Cotton cash prices and futures were higher yesterday in spite of weak export data as much of the increase was attributed to “bargain hunting” following recent price declines. Cotton export sales totaled only 27,100 bales, a marketing year low, down 62 percent from the previous week, 87 percent below the prior four-week average and about half the weekly average needed to meet USDA projections for the marketing year. On the plus side, sales for the marketing year have reached 90 percent of the USDA projection, ahead of last year’s pace. Export shipments were down 15 percent from a week earlier and 16 percent from the average. The top destinations were Turkey, China and Vietnam. Cumulative sales for the year are running behind last year’s pace.

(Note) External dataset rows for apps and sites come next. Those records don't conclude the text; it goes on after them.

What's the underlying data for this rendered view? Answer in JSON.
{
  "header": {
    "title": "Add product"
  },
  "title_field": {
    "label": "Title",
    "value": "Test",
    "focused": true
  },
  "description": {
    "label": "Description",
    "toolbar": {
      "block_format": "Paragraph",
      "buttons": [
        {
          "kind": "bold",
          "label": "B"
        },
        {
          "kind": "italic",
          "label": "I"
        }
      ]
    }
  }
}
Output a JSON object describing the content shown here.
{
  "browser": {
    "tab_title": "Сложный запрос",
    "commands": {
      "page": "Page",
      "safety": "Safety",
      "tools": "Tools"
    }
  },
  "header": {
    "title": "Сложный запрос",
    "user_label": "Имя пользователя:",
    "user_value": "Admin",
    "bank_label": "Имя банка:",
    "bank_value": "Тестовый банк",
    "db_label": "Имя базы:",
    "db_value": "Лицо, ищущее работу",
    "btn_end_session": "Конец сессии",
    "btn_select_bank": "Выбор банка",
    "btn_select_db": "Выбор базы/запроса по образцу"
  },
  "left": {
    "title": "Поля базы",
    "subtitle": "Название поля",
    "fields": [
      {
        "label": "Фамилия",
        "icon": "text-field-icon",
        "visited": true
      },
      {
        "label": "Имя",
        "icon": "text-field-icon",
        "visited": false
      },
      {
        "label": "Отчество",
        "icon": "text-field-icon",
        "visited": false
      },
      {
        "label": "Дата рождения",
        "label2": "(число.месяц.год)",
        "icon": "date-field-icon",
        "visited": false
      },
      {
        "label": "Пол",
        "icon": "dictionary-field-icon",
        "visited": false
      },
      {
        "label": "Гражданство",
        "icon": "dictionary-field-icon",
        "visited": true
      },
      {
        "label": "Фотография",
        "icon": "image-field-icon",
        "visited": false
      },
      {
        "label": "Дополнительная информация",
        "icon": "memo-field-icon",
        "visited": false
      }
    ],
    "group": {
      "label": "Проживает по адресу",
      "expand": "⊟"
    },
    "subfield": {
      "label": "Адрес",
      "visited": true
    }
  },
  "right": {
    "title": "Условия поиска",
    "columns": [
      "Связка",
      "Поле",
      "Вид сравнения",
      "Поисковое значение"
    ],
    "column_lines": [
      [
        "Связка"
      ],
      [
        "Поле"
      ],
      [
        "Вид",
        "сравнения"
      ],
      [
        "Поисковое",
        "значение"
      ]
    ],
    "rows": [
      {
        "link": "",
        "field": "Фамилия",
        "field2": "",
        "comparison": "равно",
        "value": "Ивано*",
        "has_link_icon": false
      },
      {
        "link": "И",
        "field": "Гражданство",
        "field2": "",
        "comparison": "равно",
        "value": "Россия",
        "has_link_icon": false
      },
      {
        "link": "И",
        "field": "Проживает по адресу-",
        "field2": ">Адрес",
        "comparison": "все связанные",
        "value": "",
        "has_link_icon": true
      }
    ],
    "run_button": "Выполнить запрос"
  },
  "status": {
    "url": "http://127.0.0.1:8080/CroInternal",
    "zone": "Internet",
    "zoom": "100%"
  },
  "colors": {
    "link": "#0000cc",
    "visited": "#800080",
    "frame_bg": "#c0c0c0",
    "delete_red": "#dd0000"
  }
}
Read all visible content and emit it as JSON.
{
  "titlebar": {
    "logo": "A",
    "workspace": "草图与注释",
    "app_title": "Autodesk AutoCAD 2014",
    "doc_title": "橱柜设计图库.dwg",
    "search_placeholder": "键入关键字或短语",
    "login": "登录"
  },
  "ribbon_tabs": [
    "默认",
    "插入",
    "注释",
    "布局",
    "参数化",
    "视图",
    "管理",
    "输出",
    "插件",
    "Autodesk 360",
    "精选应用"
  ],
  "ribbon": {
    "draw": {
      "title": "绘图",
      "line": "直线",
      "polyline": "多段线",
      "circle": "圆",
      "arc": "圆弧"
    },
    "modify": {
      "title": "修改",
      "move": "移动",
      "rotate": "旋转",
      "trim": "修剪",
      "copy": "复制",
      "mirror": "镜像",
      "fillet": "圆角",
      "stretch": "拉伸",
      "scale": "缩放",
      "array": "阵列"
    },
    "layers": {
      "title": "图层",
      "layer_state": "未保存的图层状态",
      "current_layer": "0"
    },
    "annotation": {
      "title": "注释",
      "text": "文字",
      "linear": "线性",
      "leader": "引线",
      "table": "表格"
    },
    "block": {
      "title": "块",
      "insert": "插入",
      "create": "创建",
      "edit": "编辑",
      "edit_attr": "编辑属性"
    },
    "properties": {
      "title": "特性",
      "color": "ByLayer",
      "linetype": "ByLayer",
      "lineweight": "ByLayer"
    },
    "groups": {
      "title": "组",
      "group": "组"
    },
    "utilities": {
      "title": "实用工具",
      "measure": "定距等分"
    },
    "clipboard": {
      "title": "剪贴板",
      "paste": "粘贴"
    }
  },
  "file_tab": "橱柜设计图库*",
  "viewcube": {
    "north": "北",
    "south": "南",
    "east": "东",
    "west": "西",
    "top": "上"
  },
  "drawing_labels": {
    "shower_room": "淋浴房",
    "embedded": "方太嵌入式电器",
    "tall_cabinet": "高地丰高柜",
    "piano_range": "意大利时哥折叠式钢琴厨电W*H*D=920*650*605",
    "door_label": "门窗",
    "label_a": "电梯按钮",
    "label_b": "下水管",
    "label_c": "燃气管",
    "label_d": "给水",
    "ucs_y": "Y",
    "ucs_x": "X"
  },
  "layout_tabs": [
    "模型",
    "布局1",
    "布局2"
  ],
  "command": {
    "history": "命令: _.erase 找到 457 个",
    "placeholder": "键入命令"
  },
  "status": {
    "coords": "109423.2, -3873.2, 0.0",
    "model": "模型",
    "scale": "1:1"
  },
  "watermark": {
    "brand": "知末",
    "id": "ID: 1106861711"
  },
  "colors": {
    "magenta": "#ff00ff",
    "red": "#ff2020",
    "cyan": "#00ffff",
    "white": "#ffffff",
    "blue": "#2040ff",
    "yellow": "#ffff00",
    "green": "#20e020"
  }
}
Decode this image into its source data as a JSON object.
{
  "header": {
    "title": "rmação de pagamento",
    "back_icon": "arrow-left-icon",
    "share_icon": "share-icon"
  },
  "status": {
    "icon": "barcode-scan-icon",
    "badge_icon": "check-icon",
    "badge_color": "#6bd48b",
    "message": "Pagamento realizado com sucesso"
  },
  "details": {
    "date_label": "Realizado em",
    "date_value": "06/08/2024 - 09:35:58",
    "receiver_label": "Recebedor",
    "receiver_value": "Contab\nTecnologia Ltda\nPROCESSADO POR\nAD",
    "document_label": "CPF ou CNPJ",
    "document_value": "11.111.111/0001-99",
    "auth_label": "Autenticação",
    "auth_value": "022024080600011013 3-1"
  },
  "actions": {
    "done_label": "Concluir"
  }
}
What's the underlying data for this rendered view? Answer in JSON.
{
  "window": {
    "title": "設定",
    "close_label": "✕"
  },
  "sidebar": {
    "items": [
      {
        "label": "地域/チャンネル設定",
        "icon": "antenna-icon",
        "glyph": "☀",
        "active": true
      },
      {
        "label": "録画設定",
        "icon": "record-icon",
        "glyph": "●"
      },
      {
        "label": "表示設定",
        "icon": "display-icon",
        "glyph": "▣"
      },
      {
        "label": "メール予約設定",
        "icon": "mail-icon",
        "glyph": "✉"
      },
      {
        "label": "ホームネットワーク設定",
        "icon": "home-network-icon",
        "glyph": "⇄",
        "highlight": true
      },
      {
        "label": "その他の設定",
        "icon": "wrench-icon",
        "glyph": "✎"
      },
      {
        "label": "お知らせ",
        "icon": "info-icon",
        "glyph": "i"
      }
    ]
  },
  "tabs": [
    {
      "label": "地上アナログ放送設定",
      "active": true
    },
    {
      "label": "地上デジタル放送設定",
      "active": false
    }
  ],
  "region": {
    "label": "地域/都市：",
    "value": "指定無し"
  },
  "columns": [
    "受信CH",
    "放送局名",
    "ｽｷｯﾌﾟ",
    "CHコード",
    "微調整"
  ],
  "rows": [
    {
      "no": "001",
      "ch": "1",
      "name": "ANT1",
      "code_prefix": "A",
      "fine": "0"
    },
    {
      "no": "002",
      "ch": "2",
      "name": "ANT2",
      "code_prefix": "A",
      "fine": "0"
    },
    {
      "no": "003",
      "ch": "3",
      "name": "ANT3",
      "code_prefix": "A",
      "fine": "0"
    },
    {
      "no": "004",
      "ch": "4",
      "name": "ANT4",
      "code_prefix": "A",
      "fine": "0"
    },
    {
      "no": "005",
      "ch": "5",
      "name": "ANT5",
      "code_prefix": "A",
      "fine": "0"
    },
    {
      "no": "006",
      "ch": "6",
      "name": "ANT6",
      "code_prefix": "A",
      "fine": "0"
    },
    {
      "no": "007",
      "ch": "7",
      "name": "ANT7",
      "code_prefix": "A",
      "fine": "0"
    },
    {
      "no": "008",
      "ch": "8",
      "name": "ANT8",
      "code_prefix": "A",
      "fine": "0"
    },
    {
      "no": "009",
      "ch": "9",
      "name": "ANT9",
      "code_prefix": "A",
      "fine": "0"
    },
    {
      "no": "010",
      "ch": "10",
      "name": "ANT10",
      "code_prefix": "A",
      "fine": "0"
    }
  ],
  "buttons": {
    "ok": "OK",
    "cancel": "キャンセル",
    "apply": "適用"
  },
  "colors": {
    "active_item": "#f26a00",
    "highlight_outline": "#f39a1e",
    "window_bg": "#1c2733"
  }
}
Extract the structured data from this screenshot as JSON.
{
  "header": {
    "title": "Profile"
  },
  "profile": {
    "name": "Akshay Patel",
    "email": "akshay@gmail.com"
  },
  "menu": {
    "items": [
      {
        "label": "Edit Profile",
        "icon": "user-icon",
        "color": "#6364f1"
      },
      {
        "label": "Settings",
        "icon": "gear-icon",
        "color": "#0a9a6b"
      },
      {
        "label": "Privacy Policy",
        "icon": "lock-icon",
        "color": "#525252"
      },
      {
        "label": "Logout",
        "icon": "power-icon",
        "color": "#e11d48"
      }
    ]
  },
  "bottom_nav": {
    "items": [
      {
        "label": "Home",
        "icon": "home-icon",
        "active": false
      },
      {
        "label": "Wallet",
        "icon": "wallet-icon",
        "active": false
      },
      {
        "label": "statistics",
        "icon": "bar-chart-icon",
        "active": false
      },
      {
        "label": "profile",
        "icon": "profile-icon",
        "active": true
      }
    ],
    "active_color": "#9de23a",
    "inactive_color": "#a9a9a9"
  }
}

Corn and grain sorghum prices were lower as recent price increases have pulled more corn out of elevators and farm storage bins. Mixed export data and weakness in soybeans also contributed to the decline. Corn export sales for the week totaled 840,800 MT, at the high end of pre-report expectations, up 22 percent from the previous week, but down 39 percent from the prior four-week average. The leading buyers were Japan, Columbia and Peru. Shipments were up 15 percent from a week earlier, but down one percent from the average.

Wheat prices were also lower due to mixed export data and spillover weakness from other crops. Global wheat supplies remain more than ample, so it does not take much bearish news to send the wheat prices lower. Wheat export sales of 365,100 MT were on the lower end of expectations, down 14 percent from the previous week and 39 percent from the prior four-week average. The Philippines, Thailand and Brazil were the top buyers. Export shipments were up 97 percent from a week earlier and 54 percent above the average.

Stock markets closed modestly higher yesterday, with the S&P 500 posting a new record high. Federal Reserve Chairwoman Janet Yellen told Congress that she intends to continues scaling back asset purchases “in measured steps” and that she thinks the weather is largely to blame for recent weak economic data. The Commerce Department reported that orders for durable goods fell less than expected during January. Orders excluding transportation posted their largest increase since last May. The Labor Department reported that new unemployment claims rose last week, compared to expectations for a decline.


Disclaimer: The information compiled in the Daily Market Summary is obtained from a variety of sources, including those available on the Internet, that are believed to be reliable and accurate, but are in no way guaranteed. This information is intended to provide only a summary of market trends and a daily snapshot of agricultural markets and economic indicators. It should not be relied upon as a sole source of market information. Commentary is the author’s alone and does not in any way convey official TDA policies.